Charles Feeny

Experience of practice by digital support suggests that working practices will become much more informal and spontaneous, not requiring support by specific entities or even contractual arrangements. This is likely to be particularly true of the Bar, which is or should be a profession focusing on individuals.

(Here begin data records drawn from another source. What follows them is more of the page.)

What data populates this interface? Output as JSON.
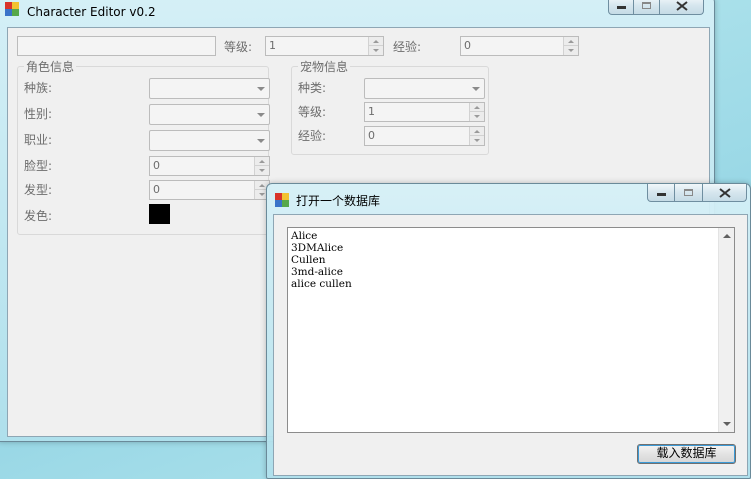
{
  "main_window": {
    "title": "Character Editor v0.2",
    "name_field": {
      "value": ""
    },
    "level_label": "等级:",
    "level_value": "1",
    "exp_label": "经验:",
    "exp_value": "0",
    "character_group": {
      "title": "角色信息",
      "race_label": "种族:",
      "race_value": "",
      "gender_label": "性别:",
      "gender_value": "",
      "job_label": "职业:",
      "job_value": "",
      "face_label": "脸型:",
      "face_value": "0",
      "hair_label": "发型:",
      "hair_value": "0",
      "haircolor_label": "发色:",
      "haircolor": "#000000"
    },
    "pet_group": {
      "title": "宠物信息",
      "species_label": "种类:",
      "species_value": "",
      "level_label": "等级:",
      "level_value": "1",
      "exp_label": "经验:",
      "exp_value": "0"
    }
  },
  "db_dialog": {
    "title": "打开一个数据库",
    "items": [
      "Alice",
      "3DMAlice",
      "Cullen",
      "3md-alice",
      "alice cullen"
    ],
    "load_button": "载入数据库"
  },
  "colors": {
    "close_glyph": "#333333",
    "icon_red": "#d8342a",
    "icon_yellow": "#f2c230",
    "icon_blue": "#3a73c9",
    "icon_green": "#56a84a"
  }
}
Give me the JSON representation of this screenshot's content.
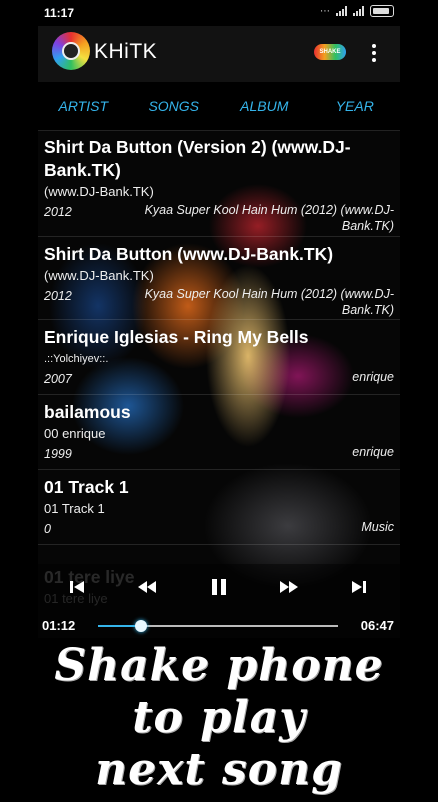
{
  "status_bar": {
    "time": "11:17"
  },
  "app_bar": {
    "title": "KHiTK",
    "shake_badge": "SHAKE"
  },
  "tabs": [
    {
      "label": "ARTIST"
    },
    {
      "label": "SONGS"
    },
    {
      "label": "ALBUM"
    },
    {
      "label": "YEAR"
    }
  ],
  "songs": [
    {
      "title": "Shirt Da Button (Version 2) (www.DJ-Bank.TK)",
      "artist": "(www.DJ-Bank.TK)",
      "year": "2012",
      "album": "Kyaa Super Kool Hain Hum (2012) (www.DJ-Bank.TK)"
    },
    {
      "title": "Shirt Da Button (www.DJ-Bank.TK)",
      "artist": "(www.DJ-Bank.TK)",
      "year": "2012",
      "album": "Kyaa Super Kool Hain Hum (2012) (www.DJ-Bank.TK)"
    },
    {
      "title": "Enrique Iglesias - Ring My Bells",
      "artist": ".::Yolchiyev::.",
      "year": "2007",
      "album": "enrique"
    },
    {
      "title": "bailamous",
      "artist": "00 enrique",
      "year": "1999",
      "album": "enrique"
    },
    {
      "title": "01 Track 1",
      "artist": "01 Track 1",
      "year": "0",
      "album": "Music"
    },
    {
      "title": "01 tere liye",
      "artist": "01 tere liye"
    }
  ],
  "player": {
    "current_time": "01:12",
    "total_time": "06:47",
    "progress": 0.18
  },
  "promo": {
    "line1": "Shake phone",
    "line2": "to play",
    "line3": "next song"
  }
}
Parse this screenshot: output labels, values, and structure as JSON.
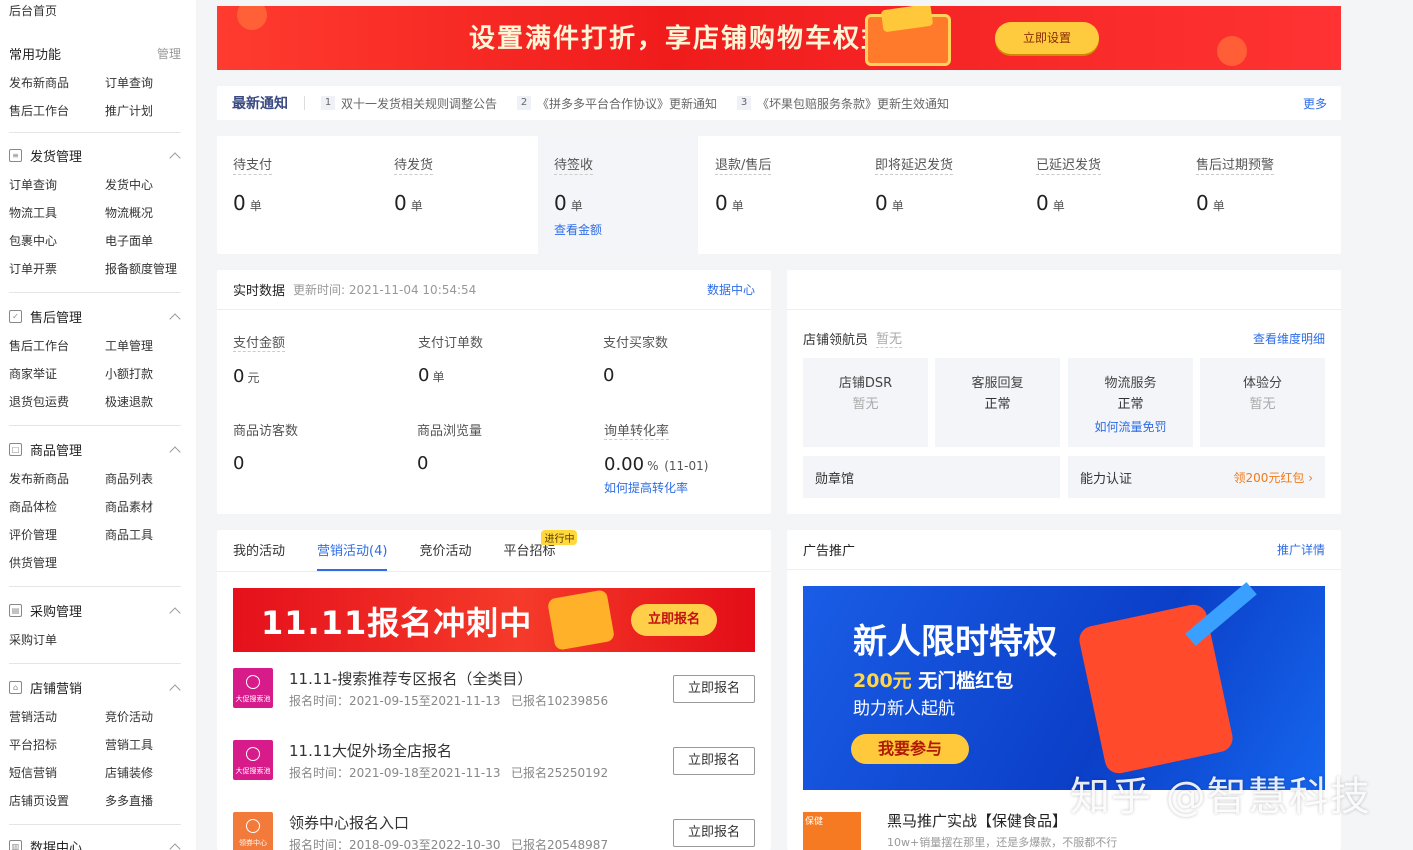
{
  "sidebar": {
    "home": "后台首页",
    "common": {
      "title": "常用功能",
      "manage": "管理",
      "items": [
        "发布新商品",
        "订单查询",
        "售后工作台",
        "推广计划"
      ]
    },
    "shipping": {
      "title": "发货管理",
      "items": [
        "订单查询",
        "发货中心",
        "物流工具",
        "物流概况",
        "包裹中心",
        "电子面单",
        "订单开票",
        "报备额度管理"
      ]
    },
    "aftersale": {
      "title": "售后管理",
      "items": [
        "售后工作台",
        "工单管理",
        "商家举证",
        "小额打款",
        "退货包运费",
        "极速退款"
      ]
    },
    "goods": {
      "title": "商品管理",
      "items": [
        "发布新商品",
        "商品列表",
        "商品体检",
        "商品素材",
        "评价管理",
        "商品工具",
        "供货管理"
      ]
    },
    "purchase": {
      "title": "采购管理",
      "items": [
        "采购订单"
      ]
    },
    "marketing": {
      "title": "店铺营销",
      "items": [
        "营销活动",
        "竞价活动",
        "平台招标",
        "营销工具",
        "短信营销",
        "店铺装修",
        "店铺页设置",
        "多多直播"
      ]
    },
    "data": {
      "title": "数据中心"
    }
  },
  "banner": {
    "text": "设置满件打折，享店铺购物车权益",
    "button": "立即设置"
  },
  "notice": {
    "title": "最新通知",
    "items": [
      {
        "num": "1",
        "text": "双十一发货相关规则调整公告"
      },
      {
        "num": "2",
        "text": "《拼多多平台合作协议》更新通知"
      },
      {
        "num": "3",
        "text": "《坏果包赔服务条款》更新生效通知"
      }
    ],
    "more": "更多"
  },
  "orders": {
    "unit": "单",
    "link": "查看金额",
    "items": [
      {
        "label": "待支付",
        "value": "0"
      },
      {
        "label": "待发货",
        "value": "0"
      },
      {
        "label": "待签收",
        "value": "0"
      },
      {
        "label": "退款/售后",
        "value": "0"
      },
      {
        "label": "即将延迟发货",
        "value": "0"
      },
      {
        "label": "已延迟发货",
        "value": "0"
      },
      {
        "label": "售后过期预警",
        "value": "0"
      }
    ]
  },
  "realtime": {
    "title": "实时数据",
    "updated": "更新时间: 2021-11-04 10:54:54",
    "link": "数据中心",
    "metrics": [
      {
        "label": "支付金额",
        "value": "0",
        "unit": "元"
      },
      {
        "label": "支付订单数",
        "value": "0",
        "unit": "单"
      },
      {
        "label": "支付买家数",
        "value": "0",
        "unit": ""
      },
      {
        "label": "商品访客数",
        "value": "0",
        "unit": ""
      },
      {
        "label": "商品浏览量",
        "value": "0",
        "unit": ""
      },
      {
        "label": "询单转化率",
        "value": "0.00",
        "unit": "%",
        "date": "(11-01)",
        "link": "如何提高转化率"
      }
    ]
  },
  "dsr": {
    "navigator": "店铺领航员",
    "navigator_status": "暂无",
    "detail_link": "查看维度明细",
    "boxes": [
      {
        "title": "店铺DSR",
        "status": "暂无"
      },
      {
        "title": "客服回复",
        "status": "正常"
      },
      {
        "title": "物流服务",
        "status": "正常",
        "link": "如何流量免罚"
      },
      {
        "title": "体验分",
        "status": "暂无"
      }
    ],
    "medal": "勋章馆",
    "ability": "能力认证",
    "ability_link": "领200元红包"
  },
  "activities": {
    "tabs": [
      "我的活动",
      "营销活动(4)",
      "竞价活动",
      "平台招标"
    ],
    "badge": "进行中",
    "promo": {
      "title": "11.11报名冲刺中",
      "button": "立即报名"
    },
    "rows": [
      {
        "icon": "大促搜索池",
        "title": "11.11-搜索推荐专区报名（全类目）",
        "time": "报名时间：2021-09-15至2021-11-13",
        "count": "已报名10239856",
        "button": "立即报名"
      },
      {
        "icon": "大促搜索池",
        "title": "11.11大促外场全店报名",
        "time": "报名时间：2021-09-18至2021-11-13",
        "count": "已报名25250192",
        "button": "立即报名"
      },
      {
        "icon": "领券中心",
        "title": "领券中心报名入口",
        "time": "报名时间：2018-09-03至2022-10-30",
        "count": "已报名20548987",
        "button": "立即报名"
      }
    ]
  },
  "ads": {
    "title": "广告推广",
    "link": "推广详情",
    "banner": {
      "t1": "新人限时特权",
      "t2a": "200元",
      "t2b": "无门槛红包",
      "t3": "助力新人起航",
      "button": "我要参与"
    },
    "row": {
      "icon": "保健",
      "title": "黑马推广实战【保健食品】",
      "sub": "10w+销量摆在那里，还是多爆款，不服都不行"
    }
  },
  "watermark": "知乎 @智慧科技"
}
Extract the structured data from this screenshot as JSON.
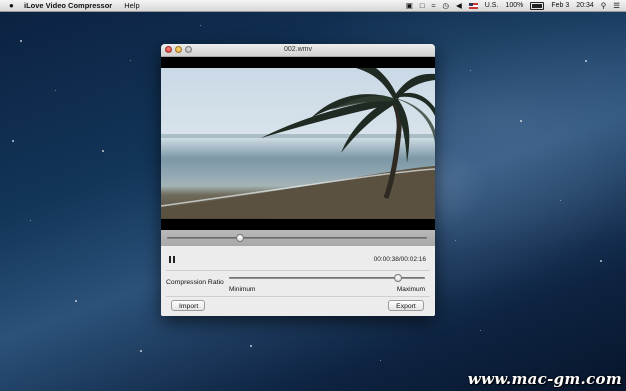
{
  "menubar": {
    "app_name": "iLove Video Compressor",
    "help_label": "Help",
    "input_source": "U.S.",
    "battery": "100%",
    "date": "Feb 3",
    "time": "20:34"
  },
  "window": {
    "title": "002.wmv",
    "playback_progress": 0.28,
    "time_display": "00:00:38/00:02:16",
    "compression_label": "Compression Ratio",
    "compression_value": 0.86,
    "minimum_label": "Minimum",
    "maximum_label": "Maximum",
    "import_label": "Import",
    "export_label": "Export"
  },
  "watermark": "www.mac-gm.com"
}
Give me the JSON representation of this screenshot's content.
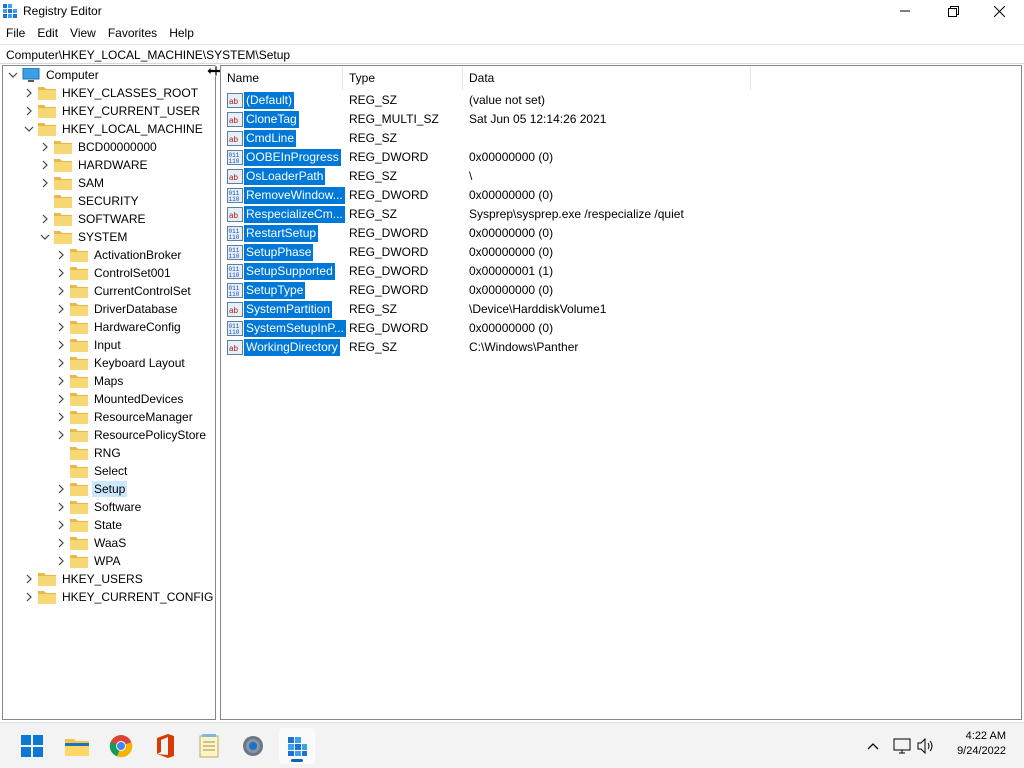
{
  "window": {
    "title": "Registry Editor",
    "icon": "registry-editor-icon"
  },
  "menu": [
    "File",
    "Edit",
    "View",
    "Favorites",
    "Help"
  ],
  "address": "Computer\\HKEY_LOCAL_MACHINE\\SYSTEM\\Setup",
  "tree": {
    "root": "Computer",
    "hives": [
      "HKEY_CLASSES_ROOT",
      "HKEY_CURRENT_USER",
      "HKEY_LOCAL_MACHINE"
    ],
    "hklm_children": [
      "BCD00000000",
      "HARDWARE",
      "SAM",
      "SECURITY",
      "SOFTWARE",
      "SYSTEM"
    ],
    "system_children": [
      "ActivationBroker",
      "ControlSet001",
      "CurrentControlSet",
      "DriverDatabase",
      "HardwareConfig",
      "Input",
      "Keyboard Layout",
      "Maps",
      "MountedDevices",
      "ResourceManager",
      "ResourcePolicyStore",
      "RNG",
      "Select",
      "Setup",
      "Software",
      "State",
      "WaaS",
      "WPA"
    ],
    "other_hives": [
      "HKEY_USERS",
      "HKEY_CURRENT_CONFIG"
    ],
    "selected": "Setup"
  },
  "list": {
    "columns": [
      "Name",
      "Type",
      "Data"
    ],
    "rows": [
      {
        "name": "(Default)",
        "type": "REG_SZ",
        "data": "(value not set)",
        "icon": "string-value-icon"
      },
      {
        "name": "CloneTag",
        "type": "REG_MULTI_SZ",
        "data": "Sat Jun 05 12:14:26 2021",
        "icon": "string-value-icon"
      },
      {
        "name": "CmdLine",
        "type": "REG_SZ",
        "data": "",
        "icon": "string-value-icon"
      },
      {
        "name": "OOBEInProgress",
        "type": "REG_DWORD",
        "data": "0x00000000 (0)",
        "icon": "binary-value-icon"
      },
      {
        "name": "OsLoaderPath",
        "type": "REG_SZ",
        "data": "\\",
        "icon": "string-value-icon"
      },
      {
        "name": "RemoveWindow...",
        "type": "REG_DWORD",
        "data": "0x00000000 (0)",
        "icon": "binary-value-icon"
      },
      {
        "name": "RespecializeCm...",
        "type": "REG_SZ",
        "data": "Sysprep\\sysprep.exe /respecialize /quiet",
        "icon": "string-value-icon"
      },
      {
        "name": "RestartSetup",
        "type": "REG_DWORD",
        "data": "0x00000000 (0)",
        "icon": "binary-value-icon"
      },
      {
        "name": "SetupPhase",
        "type": "REG_DWORD",
        "data": "0x00000000 (0)",
        "icon": "binary-value-icon"
      },
      {
        "name": "SetupSupported",
        "type": "REG_DWORD",
        "data": "0x00000001 (1)",
        "icon": "binary-value-icon"
      },
      {
        "name": "SetupType",
        "type": "REG_DWORD",
        "data": "0x00000000 (0)",
        "icon": "binary-value-icon"
      },
      {
        "name": "SystemPartition",
        "type": "REG_SZ",
        "data": "\\Device\\HarddiskVolume1",
        "icon": "string-value-icon"
      },
      {
        "name": "SystemSetupInP...",
        "type": "REG_DWORD",
        "data": "0x00000000 (0)",
        "icon": "binary-value-icon"
      },
      {
        "name": "WorkingDirectory",
        "type": "REG_SZ",
        "data": "C:\\Windows\\Panther",
        "icon": "string-value-icon"
      }
    ]
  },
  "taskbar": {
    "apps": [
      "start-icon",
      "file-explorer-icon",
      "chrome-icon",
      "office-icon",
      "notepad-icon",
      "settings-icon",
      "registry-editor-icon"
    ],
    "time": "4:22 AM",
    "date": "9/24/2022"
  },
  "colors": {
    "selection": "#0078d7",
    "tree_selection": "#cce8ff",
    "folder": "#f8d775"
  }
}
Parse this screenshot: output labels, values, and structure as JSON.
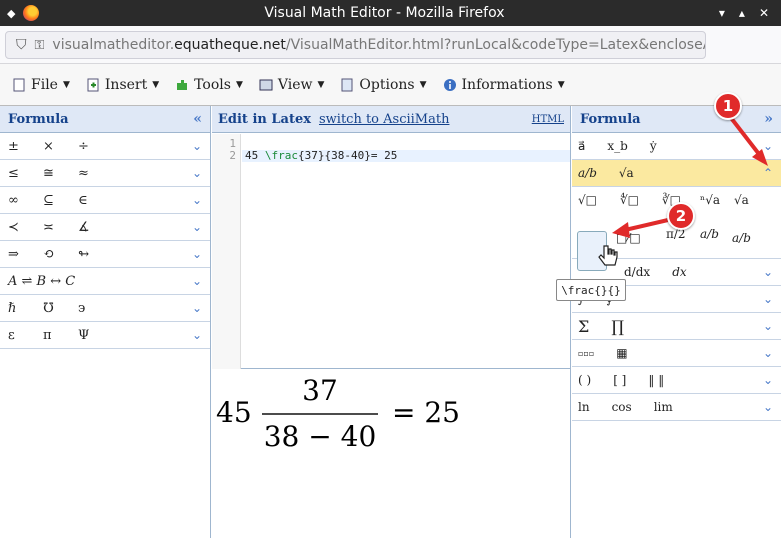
{
  "window": {
    "title": "Visual Math Editor - Mozilla Firefox"
  },
  "browser": {
    "url_prefix": "visualmatheditor.",
    "url_domain": "equatheque.net",
    "url_suffix": "/VisualMathEditor.html?runLocal&codeType=Latex&encloseAllFormula"
  },
  "toolbar": {
    "file": "File",
    "insert": "Insert",
    "tools": "Tools",
    "view": "View",
    "options": "Options",
    "informations": "Informations"
  },
  "left_panel": {
    "title": "Formula",
    "rows": [
      [
        "±",
        "×",
        "÷"
      ],
      [
        "≤",
        "≅",
        "≈"
      ],
      [
        "∞",
        "⊆",
        "∈"
      ],
      [
        "≺",
        "≍",
        "∡"
      ],
      [
        "⇒",
        "⟲",
        "↬"
      ],
      [
        "A ⇌ B ↔ C"
      ],
      [
        "ℏ",
        "℧",
        "϶"
      ],
      [
        "ε",
        "π",
        "Ψ"
      ]
    ]
  },
  "editor": {
    "title": "Edit in Latex",
    "switch_link": "switch to AsciiMath",
    "html_link": "HTML",
    "line_numbers": [
      "1",
      "2"
    ],
    "code_a": "45 ",
    "code_cmd": "\\frac",
    "code_b": "{37}{38-40}= 25",
    "preview": {
      "lhs": "45",
      "num": "37",
      "den": "38 − 40",
      "eq": "= 25"
    }
  },
  "right_panel": {
    "title": "Formula",
    "rows": [
      [
        "a⃗",
        "x_b",
        "ẏ"
      ],
      [
        "a/b",
        "√a"
      ],
      [
        "d/dx",
        "dx"
      ],
      [
        "∫",
        "∮"
      ],
      [
        "Σ",
        "∏"
      ],
      [
        "▫▫▫",
        "▦"
      ],
      [
        "( )",
        "[ ]",
        "‖ ‖"
      ],
      [
        "ln",
        "cos",
        "lim"
      ]
    ],
    "sub_row1": [
      "√□",
      "∜□",
      "∛□",
      "ⁿ√a",
      "√a"
    ],
    "sub_row2": [
      "□/□",
      "□⁄□",
      "π/2",
      "a/b",
      "a/b"
    ]
  },
  "tooltip": "\\frac{}{}",
  "annotations": {
    "step1": "1",
    "step2": "2"
  }
}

The future of the Bar is more likely to resemble a library as seen in Scotland and Ireland – albeit an electronic library – rather than the traditional chambers structure.

January 18th, 2017